Unintentional plagiarism (imitation, borrowing, accidental similarity, coincidence of ideas or discoveries expressed or made by different authors independently of each other, etc.) is to some extent inherent in any, even completely new, work, regardless of its type and topic. In general, everything new, created by one or another author, one way or another, is based on the knowledge and experience of many predecessors, who, although not formally co-authors, but in fact they are.
Unintentional plagiarism can be subconscious, accidental (involuntary), and replicated:
- Subconscious plagiarism is manifested in the fact that a person, having received a lot of information and came, thanks to this, to certain decisions and conclusions, can use the works of other authors, which most closely coincides with his/her personal vision of the problem. At the same time, he/she may not remember or understand that he/she is actually claiming authorship of something and may sincerely believe that he/she came to these decisions and conclusions independently;
- Accidental plagiarism (involuntary), which is quite common in the scientific literature, consists in the fact that different people can come to the same conclusions, decisions, and even inventions on their own, and completely independently of each other, and they can even present them in almost the same way;
- Reproduced plagiarism has become widespread, especially in the scientific literature. It arose because it is accepted and more convenient to refer to the most popular source and published in the largest circulation.

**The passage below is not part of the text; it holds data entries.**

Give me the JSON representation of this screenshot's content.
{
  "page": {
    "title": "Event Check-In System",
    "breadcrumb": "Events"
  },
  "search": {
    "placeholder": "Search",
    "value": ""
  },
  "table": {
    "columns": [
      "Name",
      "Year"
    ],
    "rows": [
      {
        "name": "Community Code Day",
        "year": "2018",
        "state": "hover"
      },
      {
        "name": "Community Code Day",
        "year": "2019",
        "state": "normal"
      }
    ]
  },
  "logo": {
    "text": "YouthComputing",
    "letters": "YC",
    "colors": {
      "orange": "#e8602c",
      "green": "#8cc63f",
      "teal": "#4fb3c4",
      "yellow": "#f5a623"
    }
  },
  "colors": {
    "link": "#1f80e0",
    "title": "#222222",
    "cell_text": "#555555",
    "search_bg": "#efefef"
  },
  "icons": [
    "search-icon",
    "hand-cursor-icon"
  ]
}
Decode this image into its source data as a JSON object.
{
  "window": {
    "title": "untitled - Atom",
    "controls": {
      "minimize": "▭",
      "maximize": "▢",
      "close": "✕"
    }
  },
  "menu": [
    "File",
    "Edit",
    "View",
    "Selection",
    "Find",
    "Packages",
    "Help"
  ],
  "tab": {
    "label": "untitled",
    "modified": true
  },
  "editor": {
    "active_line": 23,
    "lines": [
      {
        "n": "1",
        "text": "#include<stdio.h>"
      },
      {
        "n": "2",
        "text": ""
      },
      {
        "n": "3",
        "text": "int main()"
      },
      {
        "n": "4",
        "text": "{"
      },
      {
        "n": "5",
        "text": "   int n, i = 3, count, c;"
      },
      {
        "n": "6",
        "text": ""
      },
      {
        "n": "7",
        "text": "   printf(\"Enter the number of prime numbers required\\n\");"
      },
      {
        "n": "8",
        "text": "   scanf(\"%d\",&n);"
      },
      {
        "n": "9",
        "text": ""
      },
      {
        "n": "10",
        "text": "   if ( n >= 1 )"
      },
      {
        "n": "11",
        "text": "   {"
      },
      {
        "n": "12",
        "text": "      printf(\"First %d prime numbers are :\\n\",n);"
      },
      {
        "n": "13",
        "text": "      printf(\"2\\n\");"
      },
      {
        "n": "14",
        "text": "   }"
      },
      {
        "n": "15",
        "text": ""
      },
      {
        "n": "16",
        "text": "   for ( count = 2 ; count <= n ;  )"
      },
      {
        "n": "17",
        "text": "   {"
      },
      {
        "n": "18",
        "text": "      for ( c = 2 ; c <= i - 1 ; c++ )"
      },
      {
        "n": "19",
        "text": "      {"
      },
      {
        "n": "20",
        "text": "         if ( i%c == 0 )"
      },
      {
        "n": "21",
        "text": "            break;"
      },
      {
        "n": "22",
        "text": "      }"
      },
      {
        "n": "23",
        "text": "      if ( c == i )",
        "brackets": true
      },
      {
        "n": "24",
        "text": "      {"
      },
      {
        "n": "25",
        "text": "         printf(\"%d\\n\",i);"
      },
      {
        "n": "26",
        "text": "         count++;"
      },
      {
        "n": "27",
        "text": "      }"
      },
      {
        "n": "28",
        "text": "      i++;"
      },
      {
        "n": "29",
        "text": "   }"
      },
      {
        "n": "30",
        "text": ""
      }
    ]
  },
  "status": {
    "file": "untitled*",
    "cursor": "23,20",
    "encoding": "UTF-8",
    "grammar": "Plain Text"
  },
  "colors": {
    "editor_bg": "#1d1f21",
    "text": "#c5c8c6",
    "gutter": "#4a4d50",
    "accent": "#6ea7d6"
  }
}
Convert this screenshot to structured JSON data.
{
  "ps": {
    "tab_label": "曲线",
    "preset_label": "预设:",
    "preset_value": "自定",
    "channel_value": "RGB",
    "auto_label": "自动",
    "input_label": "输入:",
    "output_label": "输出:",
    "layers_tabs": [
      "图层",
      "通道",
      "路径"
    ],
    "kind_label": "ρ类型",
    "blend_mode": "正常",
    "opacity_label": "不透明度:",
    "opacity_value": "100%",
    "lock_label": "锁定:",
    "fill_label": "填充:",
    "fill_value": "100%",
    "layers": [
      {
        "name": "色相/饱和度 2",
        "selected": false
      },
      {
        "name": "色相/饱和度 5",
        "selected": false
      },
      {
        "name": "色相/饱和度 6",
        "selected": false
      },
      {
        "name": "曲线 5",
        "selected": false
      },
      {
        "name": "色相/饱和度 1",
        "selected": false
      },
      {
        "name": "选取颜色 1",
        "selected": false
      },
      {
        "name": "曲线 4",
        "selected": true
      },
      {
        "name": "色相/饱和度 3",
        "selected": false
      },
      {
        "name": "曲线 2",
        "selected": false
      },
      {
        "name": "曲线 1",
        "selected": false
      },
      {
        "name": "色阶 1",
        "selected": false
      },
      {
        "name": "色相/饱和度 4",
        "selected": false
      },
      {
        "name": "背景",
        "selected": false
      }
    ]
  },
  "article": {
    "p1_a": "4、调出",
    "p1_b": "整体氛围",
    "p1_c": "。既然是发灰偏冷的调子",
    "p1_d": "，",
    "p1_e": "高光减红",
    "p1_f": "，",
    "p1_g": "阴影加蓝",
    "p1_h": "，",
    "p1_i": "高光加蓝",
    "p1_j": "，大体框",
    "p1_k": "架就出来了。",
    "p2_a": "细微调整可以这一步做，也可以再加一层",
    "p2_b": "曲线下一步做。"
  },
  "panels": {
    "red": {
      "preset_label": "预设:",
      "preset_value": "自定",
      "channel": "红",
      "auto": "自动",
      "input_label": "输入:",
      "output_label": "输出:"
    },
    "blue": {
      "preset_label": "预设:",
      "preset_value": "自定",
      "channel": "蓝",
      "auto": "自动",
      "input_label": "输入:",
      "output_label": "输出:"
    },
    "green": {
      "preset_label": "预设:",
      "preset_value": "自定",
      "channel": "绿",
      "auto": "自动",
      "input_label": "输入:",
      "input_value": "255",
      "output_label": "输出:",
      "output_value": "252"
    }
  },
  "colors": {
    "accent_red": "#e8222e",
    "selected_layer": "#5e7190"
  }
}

If you carefully read the article’s material, you realized that there are a lot of types of plagiarism today. The main types are intentional, unintentional, and veiled. Try to avoid it in your papers and create quality, unique works without breaking the rules of academic integrity!